The white balance algorithm exists to compensate the color biasing of different illuminants. The color of the objects you see is composed of the intrinsic color the object has, plus the color temperature of the light is reaching the object. Warmer light sources, like warm fluorescents produce warmer colors, while the light of the sun is colder (produces color tints towards the blue/purple). Therefore, the white balance algorithm is there to correct those color casts (nobody expects a photo of a computer screen completely blue, or an scene inside an incandescent bulb reddish). The problem comes if you mix different sources of lights with different color temperatures. The white balance algorithm will compensate the dominant light source, and the object illuminated by the other will produce unrealistic colors. Therefore, this problem is likely to happen with mixed lighting, which is not the most common case. A very illustrative example is shown here: http://www.cambridgeincolour.com/tutorials/white-balance.htm at the end of the article, under the heading “In mixed lighting”. If you want to compensate another light source than the one the camera has chosen, you can tap on the AWB icon at the bottom of the viewfinder and select the light type you want to compensate.
The way the long exposure is implemented right now uses algorithms that loose the colors when you expose many seconds (chromatic channels are somewhat quickly saturated, giving the sense of lack of color). Although that phenomenon happens also in normal DSLR cameras when exposing for a long time (picture burning), the current used algorithm is more prone to loose color due to chromatic saturation. I have to review and improve the algorithms in future updates. However, the next big thing will come with the next major version of Camera FV-5, that will feature exposure stacking. In short, it will let you take full resolution shots with very long exposures based in many shorter ones. For now, try to stick with lower exposure times (2'' or less).

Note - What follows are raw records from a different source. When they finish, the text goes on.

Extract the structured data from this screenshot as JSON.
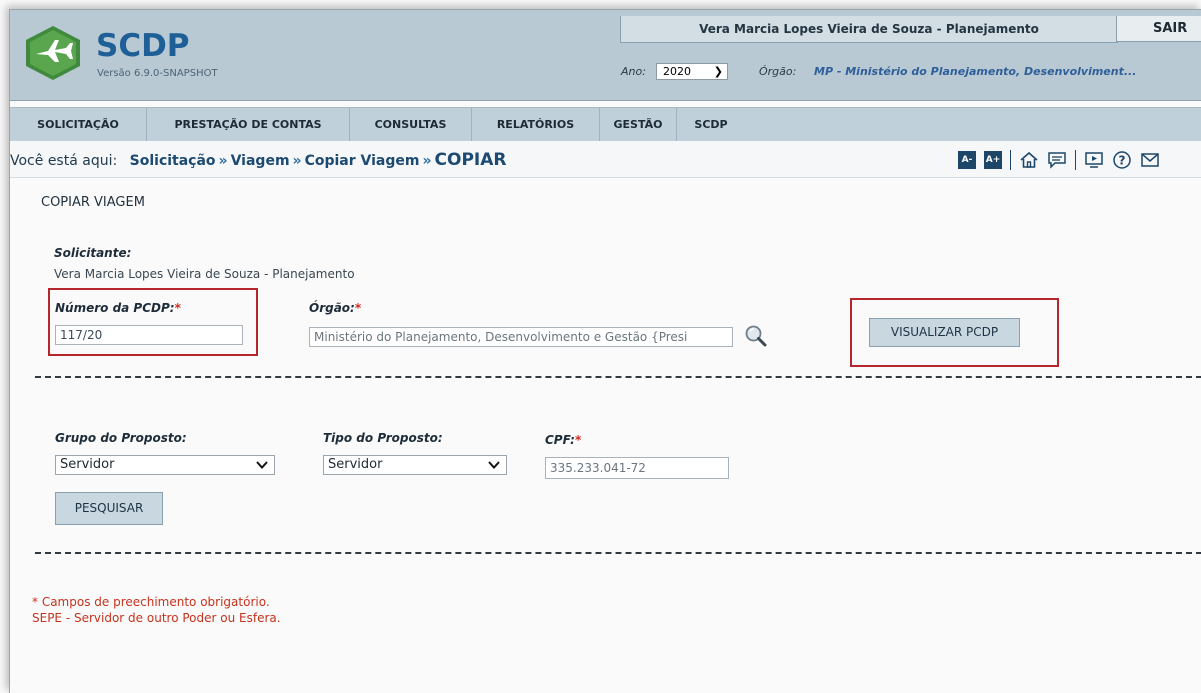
{
  "header": {
    "app_name": "SCDP",
    "version": "Versão 6.9.0-SNAPSHOT",
    "user": "Vera Marcia Lopes Vieira de Souza - Planejamento",
    "logout_label": "SAIR",
    "ano_label": "Ano:",
    "ano_value": "2020",
    "orgao_label": "Órgão:",
    "orgao_value": "MP - Ministério do Planejamento, Desenvolviment..."
  },
  "nav": {
    "items": [
      {
        "label": "SOLICITAÇÃO"
      },
      {
        "label": "PRESTAÇÃO DE CONTAS"
      },
      {
        "label": "CONSULTAS"
      },
      {
        "label": "RELATÓRIOS"
      },
      {
        "label": "GESTÃO"
      },
      {
        "label": "SCDP"
      }
    ]
  },
  "breadcrumb": {
    "prefix": "Você está aqui:",
    "items": [
      "Solicitação",
      "Viagem",
      "Copiar Viagem"
    ],
    "current": "COPIAR",
    "separator": "»"
  },
  "toolbar": {
    "font_decrease": "A-",
    "font_increase": "A+",
    "icons": [
      "home-icon",
      "chat-icon",
      "video-icon",
      "help-icon",
      "mail-icon"
    ]
  },
  "form": {
    "title": "COPIAR VIAGEM",
    "solicitante_label": "Solicitante:",
    "solicitante_value": "Vera Marcia Lopes Vieira de Souza - Planejamento",
    "numero_pcdp_label": "Número da PCDP:",
    "numero_pcdp_value": "117/20",
    "orgao_label": "Órgão:",
    "orgao_value": "Ministério do Planejamento, Desenvolvimento e Gestão {Presi",
    "visualizar_label": "VISUALIZAR PCDP",
    "required_mark": "*",
    "grupo_label": "Grupo do Proposto:",
    "grupo_value": "Servidor",
    "tipo_label": "Tipo do Proposto:",
    "tipo_value": "Servidor",
    "cpf_label": "CPF:",
    "cpf_value": "335.233.041-72",
    "pesquisar_label": "PESQUISAR"
  },
  "notes": {
    "required": "* Campos de preechimento obrigatório.",
    "sepe": "SEPE - Servidor de outro Poder ou Esfera."
  },
  "colors": {
    "header_bg": "#b9c9d4",
    "brand_blue": "#1f5f97",
    "logo_green": "#3f8a3c",
    "highlight_red": "#b5272d",
    "note_red": "#c6331e"
  }
}
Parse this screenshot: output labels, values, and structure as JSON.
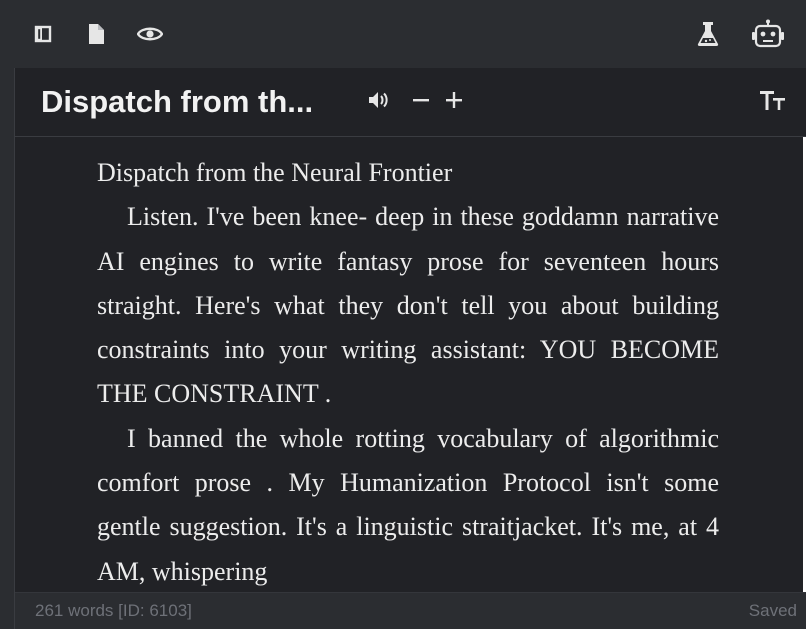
{
  "toolbar": {
    "left_icons": [
      "sidebar-toggle-icon",
      "document-icon",
      "eye-icon"
    ],
    "right_icons": [
      "flask-icon",
      "robot-icon"
    ]
  },
  "header": {
    "title": "Dispatch from th...",
    "controls": [
      "speaker-icon",
      "minus-icon",
      "plus-icon",
      "text-size-icon"
    ]
  },
  "document": {
    "heading": "Dispatch from the Neural Frontier",
    "paragraphs": [
      "Listen. I've been knee- deep in these goddamn narrative AI engines to write fantasy prose for seventeen hours straight. Here's what they don't tell you about building constraints into your writing assistant: YOU BECOME THE CONSTRAINT .",
      "I banned the whole rotting vocabulary of algorithmic comfort prose . My Humanization Protocol isn't some gentle suggestion. It's a linguistic straitjacket. It's me, at 4 AM, whispering"
    ]
  },
  "footer": {
    "word_count": "261 words [ID: 6103]",
    "status": "Saved"
  },
  "colors": {
    "background": "#2b2d31",
    "panel": "#212226",
    "text": "#ececec",
    "muted": "#6e7178"
  }
}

Manual focus is not controllable by third party application. The camera driver does it internally, but doesn’t expose that feature to be controlled by an app. I wish manufacturers could change that, then, I would be the first to support it in the app, even if it is done differently by different manufacturers. Anyway, you can move the focus point to the nearest point by selecting the (macro) focus mode, or to the infinity (the farthest point) by selecting (infinity) focus mode. By using the macro focus mode, and not triggering the focus, you can achieve quite nice bokeh effects.
You need Internet connection the first time you use the application, because the license verification tests against Google Play that you have actually bought the application. You just need to do it once, that is, once the application is verified, you can use it forever without any license checks and without requiring Internet connection. Therefore, be sure to have a proper network connection to let the application verify the license once.
If the problem still persists, try reinstalling the application. Google Play remembers that you have bought the application and you can download it again without paying twice. Furthermore, you are allowed to install the application in all your devices that you own, given that you use the same account in all of them.